— Records to process —

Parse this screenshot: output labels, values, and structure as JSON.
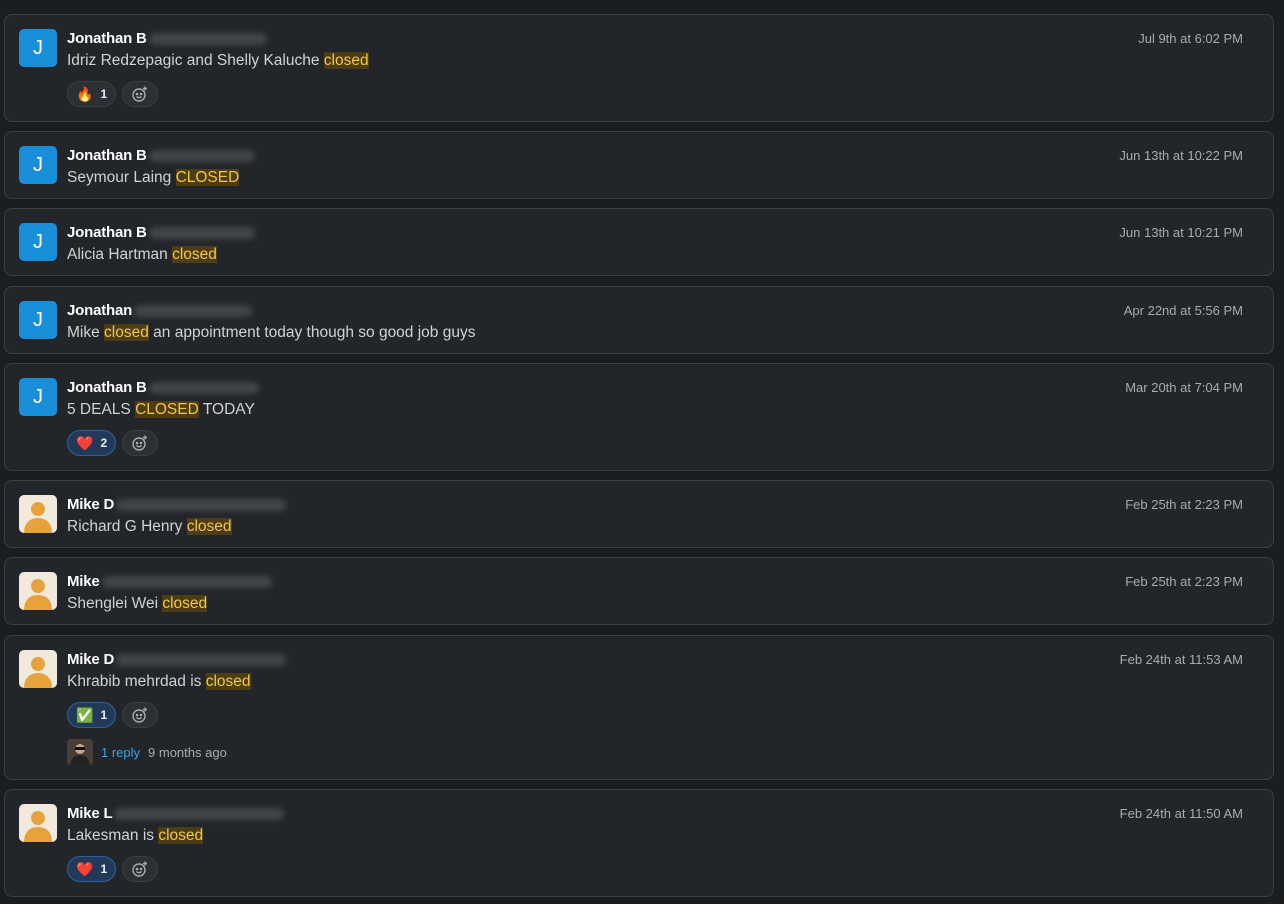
{
  "messages": [
    {
      "avatar": "J",
      "avatar_type": "letter",
      "name": "Jonathan B",
      "time": "Jul 9th at 6:02 PM",
      "pre": "Idriz Redzepagic and Shelly Kaluche ",
      "hl": "closed",
      "post": "",
      "reaction": {
        "emoji": "🔥",
        "count": "1"
      }
    },
    {
      "avatar": "J",
      "avatar_type": "letter",
      "name": "Jonathan B",
      "time": "Jun 13th at 10:22 PM",
      "pre": "Seymour Laing ",
      "hl": "CLOSED",
      "post": ""
    },
    {
      "avatar": "J",
      "avatar_type": "letter",
      "name": "Jonathan B",
      "time": "Jun 13th at 10:21 PM",
      "pre": "Alicia Hartman ",
      "hl": "closed",
      "post": ""
    },
    {
      "avatar": "J",
      "avatar_type": "letter",
      "name": "Jonathan",
      "time": "Apr 22nd at 5:56 PM",
      "pre": "Mike ",
      "hl": "closed",
      "post": " an appointment today though so good job guys"
    },
    {
      "avatar": "J",
      "avatar_type": "letter",
      "name": "Jonathan B",
      "time": "Mar 20th at 7:04 PM",
      "pre": "5 DEALS ",
      "hl": "CLOSED",
      "post": " TODAY",
      "reaction": {
        "emoji": "❤️",
        "count": "2"
      }
    },
    {
      "avatar": "",
      "avatar_type": "person",
      "name": "Mike D",
      "time": "Feb 25th at 2:23 PM",
      "pre": "Richard G Henry ",
      "hl": "closed",
      "post": ""
    },
    {
      "avatar": "",
      "avatar_type": "person",
      "name": "Mike",
      "time": "Feb 25th at 2:23 PM",
      "pre": "Shenglei Wei ",
      "hl": "closed",
      "post": ""
    },
    {
      "avatar": "",
      "avatar_type": "person",
      "name": "Mike D",
      "time": "Feb 24th at 11:53 AM",
      "pre": "Khrabib mehrdad is ",
      "hl": "closed",
      "post": "",
      "reaction": {
        "emoji": "✅",
        "count": "1"
      },
      "thread": {
        "replies": "1 reply",
        "ago": "9 months ago"
      }
    },
    {
      "avatar": "",
      "avatar_type": "person",
      "name": "Mike L",
      "time": "Feb 24th at 11:50 AM",
      "pre": "Lakesman is ",
      "hl": "closed",
      "post": "",
      "reaction": {
        "emoji": "❤️",
        "count": "1"
      }
    }
  ],
  "colors": {
    "highlight_text": "#f2c744",
    "link": "#36a6e8",
    "avatar_blue": "#1a8fd9"
  },
  "icons": {
    "add_reaction": "add-reaction-icon",
    "person_avatar": "person-avatar-icon"
  }
}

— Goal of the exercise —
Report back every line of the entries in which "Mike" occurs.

— Result of the task —
      "pre": "Mike ",
      "name": "Mike D",
      "name": "Mike",
      "name": "Mike D",
      "name": "Mike L",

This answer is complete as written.